As a charity, Hope Spring gets its funding from donations and fundraising events. Recently, Hayley Deaner and her team of fundraising volunteers raised over £2000 to support Hope Spring Water Pad, a girl’s initiative to fight against period poverty. With this money, Hope Spring hopes to run a new No Period Poverty workshop in 2022, where women and girls learn to make, clean, and safely store their own reusable sanitary pads.
How To Make Your Own Reusable Pad
Although it is possible to buy reusable pads in shops and online, Hope Spring works directly with schools and communities to teach women and girls how to make them themselves. Not only is this more cost-effective, but it also teaches a skill that can be re-taught and passed down through generations. The rest of this article will show a step-by-step breakdown of how to make your own reusable period pad as well as how to keep it clean and sanitary.
Materials used in making a reusable pad:
- Fabric (cotton, linen, hemp, flannel, fleece or any other fabrics which are safe to touch skin)
- Absorbent fabric (flannel, cotton or bamboo fleece, or any specially designed absorbent fabric e.g., Zorb)
- Snaps and tools to attach snaps (Velcro, clips and buttons are also practical options)
- Needle and thread or a sewing machine
- Pen and paper to create a pattern
How to make a reusable pad:
1. First start by making the stencil.
a. Trace around a panty liner on paper, allowing for a 1cm seam allowance and cut out. This will be the absorbent part of the pad.
b. To create the base portion with the wings, measure the pantyliner’s height, which is typically 23 cm. Then add a 19cm perpendicular line in the centre of this line.
c. Join the lines together to form a rounded diamond. Around this piece, add a 1 cm seam allowance.
d. Cut out two of the diamond pieces. Then from your absorbent fabric cut out as many pieces as needed to achieve the necessary absorbency.
e. There are also many stencils and patterns online with pre-made measurements which you can use.
2. Sew the two sections
a. To begin, put together the outer layers by sewing the two diamonds together at their borders with their right sides facing outward. Make a cut, then turn the right sides out.
b. Assemble the liner by piling the liner pieces on top of one another, right side up (this piece will touch your skin). To keep the layers together, use pins or clips. To cover the rough edges of the liner, stitch in a zigzag pattern.
3. Now to sew the pad together
a. Place the liner on top of the outer layer, right side up, to cover the slit. Pin or clip the two together then sew.
4. Attach snaps, Velcro or any other tying mechanism
How to keep a reusable pad clean:
To ensure your reusable pad lasts as long as it can, it is important to keep it clean.

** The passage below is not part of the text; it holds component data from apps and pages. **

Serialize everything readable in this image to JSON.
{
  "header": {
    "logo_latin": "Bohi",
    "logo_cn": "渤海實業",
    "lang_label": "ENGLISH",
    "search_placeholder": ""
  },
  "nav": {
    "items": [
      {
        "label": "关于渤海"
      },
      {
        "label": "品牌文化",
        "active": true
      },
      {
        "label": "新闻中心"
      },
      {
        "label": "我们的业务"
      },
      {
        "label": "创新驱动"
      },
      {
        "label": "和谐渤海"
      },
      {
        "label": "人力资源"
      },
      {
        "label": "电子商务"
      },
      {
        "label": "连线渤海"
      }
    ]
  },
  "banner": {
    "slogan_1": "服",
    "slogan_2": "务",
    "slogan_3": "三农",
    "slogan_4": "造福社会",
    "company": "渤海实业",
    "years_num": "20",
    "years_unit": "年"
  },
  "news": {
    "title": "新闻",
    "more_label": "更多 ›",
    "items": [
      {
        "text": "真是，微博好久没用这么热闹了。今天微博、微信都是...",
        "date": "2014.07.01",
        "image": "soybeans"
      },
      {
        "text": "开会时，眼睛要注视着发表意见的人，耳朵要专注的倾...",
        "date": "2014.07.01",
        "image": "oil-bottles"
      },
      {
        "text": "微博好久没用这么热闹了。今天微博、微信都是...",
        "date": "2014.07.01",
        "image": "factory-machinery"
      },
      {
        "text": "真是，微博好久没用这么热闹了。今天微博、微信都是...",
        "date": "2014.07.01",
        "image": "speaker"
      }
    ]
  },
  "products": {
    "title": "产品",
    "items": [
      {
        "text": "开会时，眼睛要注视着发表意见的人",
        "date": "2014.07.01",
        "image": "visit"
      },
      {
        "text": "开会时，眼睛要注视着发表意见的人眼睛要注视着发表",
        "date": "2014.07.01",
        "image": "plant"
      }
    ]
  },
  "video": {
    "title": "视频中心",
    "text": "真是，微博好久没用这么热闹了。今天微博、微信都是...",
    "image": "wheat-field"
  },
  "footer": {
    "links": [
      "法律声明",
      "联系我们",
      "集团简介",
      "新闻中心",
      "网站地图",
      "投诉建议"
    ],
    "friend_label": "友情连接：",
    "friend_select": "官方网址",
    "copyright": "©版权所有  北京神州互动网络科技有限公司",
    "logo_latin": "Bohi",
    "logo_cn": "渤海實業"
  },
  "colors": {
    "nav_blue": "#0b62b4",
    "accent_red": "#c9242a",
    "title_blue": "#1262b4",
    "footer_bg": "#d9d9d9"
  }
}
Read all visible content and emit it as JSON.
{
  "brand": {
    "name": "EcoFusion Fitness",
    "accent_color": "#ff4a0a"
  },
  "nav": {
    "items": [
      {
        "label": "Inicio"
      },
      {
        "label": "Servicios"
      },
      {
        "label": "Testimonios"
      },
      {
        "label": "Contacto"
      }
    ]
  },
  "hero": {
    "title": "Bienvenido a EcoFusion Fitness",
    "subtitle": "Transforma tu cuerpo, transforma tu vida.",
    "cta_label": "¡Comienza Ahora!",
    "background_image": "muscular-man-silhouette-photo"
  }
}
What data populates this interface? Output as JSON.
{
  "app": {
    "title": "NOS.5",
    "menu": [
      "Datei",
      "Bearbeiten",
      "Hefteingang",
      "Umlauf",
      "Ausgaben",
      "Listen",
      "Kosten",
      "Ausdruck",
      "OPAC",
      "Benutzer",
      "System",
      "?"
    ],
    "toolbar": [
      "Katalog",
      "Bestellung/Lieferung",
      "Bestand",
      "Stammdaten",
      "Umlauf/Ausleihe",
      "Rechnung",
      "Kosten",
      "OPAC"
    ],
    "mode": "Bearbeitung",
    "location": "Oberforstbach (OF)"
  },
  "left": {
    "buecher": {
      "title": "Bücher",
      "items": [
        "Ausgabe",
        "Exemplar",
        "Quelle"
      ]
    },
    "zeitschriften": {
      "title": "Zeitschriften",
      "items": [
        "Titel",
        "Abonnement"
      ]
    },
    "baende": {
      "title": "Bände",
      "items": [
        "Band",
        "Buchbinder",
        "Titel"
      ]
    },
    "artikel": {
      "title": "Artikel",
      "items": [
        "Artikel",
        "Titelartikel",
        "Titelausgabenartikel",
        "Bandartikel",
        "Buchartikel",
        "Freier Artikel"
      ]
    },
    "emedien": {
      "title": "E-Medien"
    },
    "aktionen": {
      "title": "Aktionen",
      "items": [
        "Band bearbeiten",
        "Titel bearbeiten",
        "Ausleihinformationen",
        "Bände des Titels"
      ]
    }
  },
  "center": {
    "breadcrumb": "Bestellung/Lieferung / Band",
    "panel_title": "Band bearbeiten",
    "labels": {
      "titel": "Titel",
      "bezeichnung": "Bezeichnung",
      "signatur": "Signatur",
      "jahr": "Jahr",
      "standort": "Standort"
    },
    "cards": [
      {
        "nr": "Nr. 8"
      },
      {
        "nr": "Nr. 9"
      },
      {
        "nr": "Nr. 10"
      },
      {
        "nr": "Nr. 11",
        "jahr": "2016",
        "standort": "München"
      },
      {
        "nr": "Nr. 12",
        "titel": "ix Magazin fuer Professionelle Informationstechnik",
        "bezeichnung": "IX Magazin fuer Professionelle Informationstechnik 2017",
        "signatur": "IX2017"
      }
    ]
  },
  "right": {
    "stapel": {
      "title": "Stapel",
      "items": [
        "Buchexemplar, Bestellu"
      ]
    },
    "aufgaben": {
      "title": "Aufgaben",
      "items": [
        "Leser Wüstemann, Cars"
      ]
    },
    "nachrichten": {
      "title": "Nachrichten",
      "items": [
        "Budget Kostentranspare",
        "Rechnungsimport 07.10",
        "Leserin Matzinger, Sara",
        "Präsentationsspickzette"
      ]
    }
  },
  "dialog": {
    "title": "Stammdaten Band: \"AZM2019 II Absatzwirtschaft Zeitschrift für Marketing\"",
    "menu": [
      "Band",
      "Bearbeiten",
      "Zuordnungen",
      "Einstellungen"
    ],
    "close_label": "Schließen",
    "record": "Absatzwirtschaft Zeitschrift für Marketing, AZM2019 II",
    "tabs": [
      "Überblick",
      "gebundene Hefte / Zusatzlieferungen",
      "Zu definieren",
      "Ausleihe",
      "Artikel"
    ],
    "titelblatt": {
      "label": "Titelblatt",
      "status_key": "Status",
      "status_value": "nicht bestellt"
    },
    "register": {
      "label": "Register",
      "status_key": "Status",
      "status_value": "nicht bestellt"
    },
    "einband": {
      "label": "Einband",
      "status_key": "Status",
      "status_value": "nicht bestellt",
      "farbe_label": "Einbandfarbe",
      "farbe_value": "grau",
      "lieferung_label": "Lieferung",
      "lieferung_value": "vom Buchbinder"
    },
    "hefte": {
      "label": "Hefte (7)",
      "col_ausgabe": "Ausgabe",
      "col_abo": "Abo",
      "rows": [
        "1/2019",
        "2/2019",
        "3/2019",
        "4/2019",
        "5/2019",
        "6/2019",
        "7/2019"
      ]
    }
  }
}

It is possible to hand wash your pads. Rinse under cold running water once removed. You can also allow them to soak in a bath of cold water to remove stubborn stains. When finished rinsing, give them a deep clean with soap. You can use anything antibacterial, such as handwash, bar soap, detergent, or sensitive face and body wash.
Another effective way to wash them is in a washing machine. Before putting them in, make sure to rinse them separately from the other laundry. Wash at a low temperature with detergent. Ensure not to use fabric softener, as this will decrease the absorbency over time by leaving a residue on the fabrics.
After washing, leave it to air dry. Air drying is the preferred drying method since not only does it prevent shrinkage and keep your pads in better condition, but it is also more environmentally friendly since it uses less energy and does not remove fibres or any microplastics that are present in the fabrics.